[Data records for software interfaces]
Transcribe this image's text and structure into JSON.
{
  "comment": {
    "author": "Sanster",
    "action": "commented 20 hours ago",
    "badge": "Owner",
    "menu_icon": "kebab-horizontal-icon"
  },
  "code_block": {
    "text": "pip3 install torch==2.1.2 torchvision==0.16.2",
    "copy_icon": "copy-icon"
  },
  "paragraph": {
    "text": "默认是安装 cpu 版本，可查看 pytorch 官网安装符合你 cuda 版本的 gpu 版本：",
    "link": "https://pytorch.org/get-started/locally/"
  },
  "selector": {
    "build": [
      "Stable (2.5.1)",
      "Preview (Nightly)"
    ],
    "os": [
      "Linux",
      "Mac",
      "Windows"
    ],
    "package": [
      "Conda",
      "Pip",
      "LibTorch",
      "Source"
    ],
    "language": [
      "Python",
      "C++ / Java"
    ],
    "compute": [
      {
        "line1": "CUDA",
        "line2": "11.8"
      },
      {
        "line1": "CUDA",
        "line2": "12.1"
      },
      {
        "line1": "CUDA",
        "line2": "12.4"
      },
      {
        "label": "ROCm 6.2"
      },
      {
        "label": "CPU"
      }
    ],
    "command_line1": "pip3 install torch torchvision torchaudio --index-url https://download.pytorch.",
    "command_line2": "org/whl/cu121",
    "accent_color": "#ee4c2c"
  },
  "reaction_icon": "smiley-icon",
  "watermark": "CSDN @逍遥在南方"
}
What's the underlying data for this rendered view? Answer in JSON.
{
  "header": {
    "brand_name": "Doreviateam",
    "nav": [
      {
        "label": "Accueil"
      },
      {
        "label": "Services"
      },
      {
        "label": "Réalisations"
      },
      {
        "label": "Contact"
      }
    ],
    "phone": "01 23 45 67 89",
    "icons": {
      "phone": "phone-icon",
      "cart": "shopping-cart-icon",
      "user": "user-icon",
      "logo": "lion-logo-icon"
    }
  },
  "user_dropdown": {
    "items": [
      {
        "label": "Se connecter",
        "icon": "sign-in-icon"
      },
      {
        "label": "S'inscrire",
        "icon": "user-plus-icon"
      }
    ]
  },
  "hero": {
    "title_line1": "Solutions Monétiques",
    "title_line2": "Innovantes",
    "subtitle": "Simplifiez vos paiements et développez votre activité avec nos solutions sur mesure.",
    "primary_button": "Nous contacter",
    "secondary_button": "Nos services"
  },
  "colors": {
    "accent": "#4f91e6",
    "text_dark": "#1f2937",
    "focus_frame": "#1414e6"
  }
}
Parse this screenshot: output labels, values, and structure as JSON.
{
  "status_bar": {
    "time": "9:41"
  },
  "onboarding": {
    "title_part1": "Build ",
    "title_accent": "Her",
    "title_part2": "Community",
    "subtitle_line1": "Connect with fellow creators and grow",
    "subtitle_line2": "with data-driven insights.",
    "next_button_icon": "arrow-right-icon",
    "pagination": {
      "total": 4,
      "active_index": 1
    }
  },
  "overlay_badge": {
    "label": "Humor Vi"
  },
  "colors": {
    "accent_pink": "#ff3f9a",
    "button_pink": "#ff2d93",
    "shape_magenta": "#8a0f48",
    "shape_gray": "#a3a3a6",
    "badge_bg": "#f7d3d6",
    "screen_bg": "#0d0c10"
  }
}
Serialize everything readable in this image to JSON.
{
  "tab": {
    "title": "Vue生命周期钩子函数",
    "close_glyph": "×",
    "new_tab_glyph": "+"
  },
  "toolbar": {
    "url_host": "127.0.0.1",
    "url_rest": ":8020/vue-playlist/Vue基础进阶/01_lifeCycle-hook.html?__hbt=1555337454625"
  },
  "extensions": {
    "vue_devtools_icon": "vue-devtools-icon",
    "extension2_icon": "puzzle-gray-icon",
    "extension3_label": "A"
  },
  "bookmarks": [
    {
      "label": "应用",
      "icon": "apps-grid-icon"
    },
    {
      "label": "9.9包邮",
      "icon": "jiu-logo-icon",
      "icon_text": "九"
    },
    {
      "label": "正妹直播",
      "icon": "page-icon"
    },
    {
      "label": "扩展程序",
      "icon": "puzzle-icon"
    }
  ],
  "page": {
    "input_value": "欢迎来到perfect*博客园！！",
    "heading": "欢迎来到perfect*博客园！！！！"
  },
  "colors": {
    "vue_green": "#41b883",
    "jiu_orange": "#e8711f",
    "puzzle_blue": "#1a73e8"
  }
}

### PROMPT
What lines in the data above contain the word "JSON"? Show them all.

### ANSWER SECTION
Transcribe this image's text and structure into JSON.
What's the underlying data for this rendered view? Answer in JSON.
Parse this screenshot: output labels, values, and structure as JSON.
Serialize everything readable in this image to JSON.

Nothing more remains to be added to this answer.